This page provides details of the security features, size and images used on the $10 banknote.
The series 7 banknotes nominal sizes are the same as Series 6.
|Denomination||Length (mm)||Height (mm)|
$10 images (front)
|Kate Sheppard portrait||Kate Sheppard (1848–1934) was a prominent leader of the campaign to give women the vote in New Zealand, working tirelessly to organise and promote this cause. A long campaign culminated in 1893 when New Zealand became the first country in the world where all adults could vote in general elections.|
(Camellia japonica ‘alba plena’)
|In 1893, white camellias were given to members of parliament who had supported the bill to give New Zealand universal suffrage. The flower has become a symbol of the fight for the vote by New Zealand women. The flower on the $10 dollar is Camellia japonica ‘alba plena’.|
|This pattern is mangaroa or the Milky Way star constellation (also known as purapura whetu). It is taken from Te Hau ki Turanga meeting house in the Museum of New Zealand Te Papa Tongarewa, Wellington.
It represents the stars. In one tradition, these are the stars used to navigate to Aotearoa and symbolise the finding of a new direction. In another tradition, the multitude of stars in the heavens reflect the multitude of people in Aotearoa: Māori and Pakeha, men and women.
Te ingoa o tēnei tauira ko Te Mangaroa (tētahi o ōna ingoa ko purapura whetū).
Hei tūtohu tēnei tauira mō ngā whetū. Ki tētahi kōrero ā-iwi, koia ēnei ngā whetū nāna i taki mai ngā waka ki Aotearoa, ā, noho tonu iho hei tohu mō te rapunga huarahi hou. Ki tētahi atu kōrero ā-iwi, hei tohu te tini whetū i te rangi mō te tini o ngā iwi kei Aotearoa: Māori mai, Pākehā mai, tāne mai, wāhine mai.
$10 images (back)
|The blue duck or whio (Hymenolaimus malacorhynchos) is an endangered species found mainly in mountainous areas of New Zealand. It is almost always seen in pairs or family groups, which tend to live on the same river for most of their lives.
In 1903, it became the first New Zealand bird species to be fully protected. Habitat loss and introduced predators (for example, stoats) are seen as the main threats to the whio’s survival.
|The kiokio (Blechnum novae-zelandiae) is a very common fern throughout New Zealand and is found in various places including riverbanks and regularly lining roadside cuttings. Young fronds can be tinged red.|
|Pineapple scrub (Dracophyllum menziesii) is a shrub in the heath family whose leaves resemble those of pineapple. It is found in the southwestern South Island and Stewart Island.
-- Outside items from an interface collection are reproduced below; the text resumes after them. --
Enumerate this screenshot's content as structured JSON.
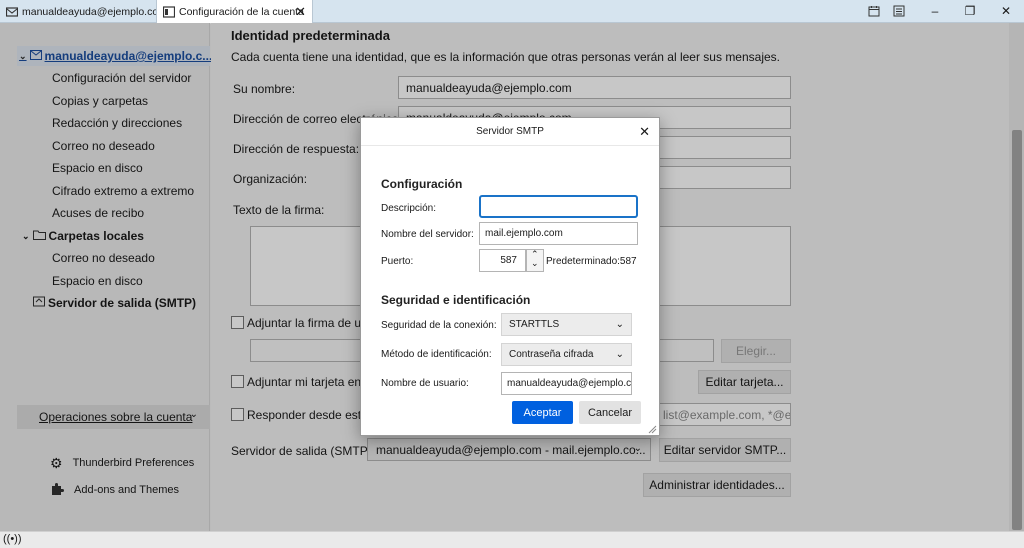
{
  "tabs": [
    {
      "label": "manualdeayuda@ejemplo.com",
      "icon": "mail-icon"
    },
    {
      "label": "Configuración de la cuenta",
      "icon": "settings-tab-icon"
    }
  ],
  "window_controls": {
    "minimize": "–",
    "restore": "❐",
    "close": "✕"
  },
  "sidebar": {
    "account": "manualdeayuda@ejemplo.c...",
    "account_items": [
      "Configuración del servidor",
      "Copias y carpetas",
      "Redacción y direcciones",
      "Correo no deseado",
      "Espacio en disco",
      "Cifrado extremo a extremo",
      "Acuses de recibo"
    ],
    "local_folders": "Carpetas locales",
    "local_items": [
      "Correo no deseado",
      "Espacio en disco"
    ],
    "smtp": "Servidor de salida (SMTP)",
    "ops_button": "Operaciones sobre la cuenta",
    "prefs": "Thunderbird Preferences",
    "addons": "Add-ons and Themes"
  },
  "main": {
    "title": "Identidad predeterminada",
    "description": "Cada cuenta tiene una identidad, que es la información que otras personas verán al leer sus mensajes.",
    "name_label": "Su nombre:",
    "name_value": "manualdeayuda@ejemplo.com",
    "email_label": "Dirección de correo electrónico:",
    "email_value": "manualdeayuda@ejemplo.com",
    "reply_label": "Dirección de respuesta:",
    "org_label": "Organización:",
    "signature_label": "Texto de la firma:",
    "attach_sig_label": "Adjuntar la firma de un archivo",
    "choose_btn": "Elegir...",
    "attach_card_label": "Adjuntar mi tarjeta en los mensajes",
    "edit_card_btn": "Editar tarjeta...",
    "reply_from_label": "Responder desde esta identidad",
    "reply_from_placeholder": "list@example.com, *@ex",
    "smtp_label": "Servidor de salida (SMTP):",
    "smtp_value": "manualdeayuda@ejemplo.com - mail.ejemplo.co...",
    "edit_smtp_btn": "Editar servidor SMTP...",
    "manage_ids_btn": "Administrar identidades..."
  },
  "dialog": {
    "title": "Servidor SMTP",
    "config_title": "Configuración",
    "desc_label": "Descripción:",
    "desc_value": "",
    "server_label": "Nombre del servidor:",
    "server_value": "mail.ejemplo.com",
    "port_label": "Puerto:",
    "port_value": "587",
    "port_default": "Predeterminado:587",
    "security_title": "Seguridad e identificación",
    "conn_label": "Seguridad de la conexión:",
    "conn_value": "STARTTLS",
    "auth_label": "Método de identificación:",
    "auth_value": "Contraseña cifrada",
    "user_label": "Nombre de usuario:",
    "user_value": "manualdeayuda@ejemplo.c",
    "accept": "Aceptar",
    "cancel": "Cancelar"
  },
  "colors": {
    "accent": "#0060df",
    "tabbar": "#d6e4ef",
    "focus": "#1a73c8"
  }
}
The scientific name honours Archibald Menzies who collected plants from Fiordland in 1791.|
The Canterbury Museum licensed the portrait of Kate Sheppard.
The white camellia (Camellia japonica alba plena) was taken by photographer Stephen A’Court.
Tukutuku ‘purapura whetu’ is courtesy of Tairawhiti Museum.
The blue duck/Whio (Hymenolaimus malacorhynchos) was taken by photographer Rod Morris.
Kiokio (Blechnum novae-zelandiae) and pineapple scrub (Dracophyllum menziesii) were taken by photographer Rob Suisted.